Keep in mind, those hotel visitors don't just sit in their rooms. They will book show tickets, reserve time at the spa, have a few meals and spend some time rolling the dice.
Looking at the latest numbers from the quarter ended Dec. 30, 2011, Las Vegas Sands' Venetian and Palazzo properties reported revenue that increased 9.3% percent to $339.5 million, compared with $310.6 million in the fourth quarter of 2010. In its earnings report, the company cited a bump up in meeting and convention business and a 13% increase in revenue per available room, which hit $174. That's down from $244 at the end of 2007 before the bottom fell out of the market, but it's a substantial improvement from $149 at the beginning of 2011.
But forget Vegas, THIS is where the growth is...
That's all nice and everything, but the real reason I like this stock has nothing to do with the Las Vegas properties. In fact, Sin City only accounts for about 10% of the company's profits. Most of it comes from Macau, a vibrant gaming enclave and tourist destination a few miles from Hong Kong in the South China Sea.
For years, Macau was referred to as the Las Vegas of China. But that's not even a fair comparison any more -- Macau's gaming revenue overtook Las Vegas in 2006.
Macau is the only venue in town (gaming on the mainland is restricted). So the region draws heavily from a population of 1.3 billion people that live within a short three-hour flight.
Las Vegas Sands' Venetian Macao resort has been a hit with both high-rollers and everyday players since it opened. Even in the first three months of 2009, when Macau's total visitor count dropped almost 10%, the Venetian Macau saw a 14% increase (6 million visitors). This glamorous resort, which anchors the famed Cotai Strip, almost prints cash.
Las Vegas Sands has two other properties nearby, the premium Four Seasons Resort and the Sands Macau (the first American resort to crack this market). The newest addition, slated to open in April, is the Sands Cotai Central -- a 5,800 room resort with every amenity imaginable to coax Macau's day-trippers into spending more time.
But wait, there's more...

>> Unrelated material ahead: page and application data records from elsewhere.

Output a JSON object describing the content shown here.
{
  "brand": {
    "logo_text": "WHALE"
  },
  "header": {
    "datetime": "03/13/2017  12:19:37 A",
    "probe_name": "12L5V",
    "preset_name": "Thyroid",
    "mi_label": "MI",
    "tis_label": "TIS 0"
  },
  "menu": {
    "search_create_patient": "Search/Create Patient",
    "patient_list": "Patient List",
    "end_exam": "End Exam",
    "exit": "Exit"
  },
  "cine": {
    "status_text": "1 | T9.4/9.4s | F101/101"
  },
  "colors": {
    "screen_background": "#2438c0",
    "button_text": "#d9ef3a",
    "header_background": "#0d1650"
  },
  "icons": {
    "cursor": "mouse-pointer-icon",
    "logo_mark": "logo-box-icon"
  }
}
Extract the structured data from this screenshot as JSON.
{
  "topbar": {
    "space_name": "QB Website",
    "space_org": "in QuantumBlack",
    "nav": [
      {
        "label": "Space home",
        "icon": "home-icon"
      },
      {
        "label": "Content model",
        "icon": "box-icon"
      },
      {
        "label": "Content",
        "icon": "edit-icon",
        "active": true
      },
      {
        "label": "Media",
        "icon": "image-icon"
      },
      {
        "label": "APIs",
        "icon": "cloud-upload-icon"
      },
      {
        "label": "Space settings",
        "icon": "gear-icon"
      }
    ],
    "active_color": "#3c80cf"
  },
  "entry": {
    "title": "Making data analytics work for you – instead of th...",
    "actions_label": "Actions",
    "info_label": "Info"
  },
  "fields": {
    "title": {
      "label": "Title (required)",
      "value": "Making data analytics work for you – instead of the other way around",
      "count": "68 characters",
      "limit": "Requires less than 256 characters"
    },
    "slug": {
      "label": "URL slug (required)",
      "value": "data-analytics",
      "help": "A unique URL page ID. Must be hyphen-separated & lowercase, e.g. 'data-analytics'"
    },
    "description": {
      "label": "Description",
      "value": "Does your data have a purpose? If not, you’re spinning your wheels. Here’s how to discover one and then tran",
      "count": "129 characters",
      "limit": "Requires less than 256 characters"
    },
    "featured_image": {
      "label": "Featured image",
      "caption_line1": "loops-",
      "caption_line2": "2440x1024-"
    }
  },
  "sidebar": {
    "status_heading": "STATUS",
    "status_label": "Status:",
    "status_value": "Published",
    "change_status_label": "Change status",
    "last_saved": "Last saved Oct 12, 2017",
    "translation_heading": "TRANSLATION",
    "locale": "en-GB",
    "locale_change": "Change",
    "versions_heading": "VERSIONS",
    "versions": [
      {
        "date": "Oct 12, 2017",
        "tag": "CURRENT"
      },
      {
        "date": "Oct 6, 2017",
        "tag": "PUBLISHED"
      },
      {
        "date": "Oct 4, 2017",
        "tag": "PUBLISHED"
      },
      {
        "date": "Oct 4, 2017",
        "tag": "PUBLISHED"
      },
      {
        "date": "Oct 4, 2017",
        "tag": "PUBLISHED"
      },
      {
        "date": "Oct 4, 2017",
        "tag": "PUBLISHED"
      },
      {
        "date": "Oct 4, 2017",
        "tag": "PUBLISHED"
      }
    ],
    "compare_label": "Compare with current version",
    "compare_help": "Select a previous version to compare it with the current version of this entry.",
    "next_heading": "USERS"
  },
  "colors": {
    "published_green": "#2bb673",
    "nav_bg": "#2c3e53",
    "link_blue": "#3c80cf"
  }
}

Remarkably, though, Las Vegas Sands' flagship property isn't located in China or the United States. It's the Marina Bay Sands in Singapore, where the company holds one of just two coveted casino licenses. This resort pumped out a colossal $426 million in EBITDA last quarter, with an unheard-of margin of 52.9% (many resorts would be happy with 30%).
All in all, the company posted fourth-quarter 2011 revenue of $2.5 billion, the highest in its history. I'd say the tables have turned for the better in the gaming world, particularly for Las Vegas Sands.
Risks to Consider: Las Vegas Sands depends heavily on Chinese visitors to Macau, and an economic downturn could lead to quieter tables and slots. An ongoing federal corruption probe could also be a distraction. There are allegations that senior company officials greased a few palms to expedite condo sales. But the company flatly denies any wrongdoing. And in any case, the probe isn't really as serious as it sounds. According to Morningstar, similar infractions have typically resulted in nothing more than slap-on-the-wrist fines.
Action to Take --> Las Vegas Sands has a strong foothold in three of the world's top gaming markets. Best-in-class property margins indicate the company is generating more cash from its resorts than rivals.
I like the focus on Macau's mass-market gamblers. This segment is more consistent and more profitable than VIP play, as well as more exposed to rising discretionary income among China's middle class. And with a new property about to open, profits are projected to climb 40% or more annually over the next five years, which makes the shares attractively valued at just 18 times earnings.
This is a volatile stock best suited to aggressive investors who can catch it on a pullback, but I still think it's headed in the right direction, regardless of any swings it may experience.
Nathan Slaughter does not personally hold positions in any securities mentioned in this article.
StreetAuthority LLC owns shares of LVS in one or more if its “real money” portfolios.
This article originally appeared at www.streetauthority.com.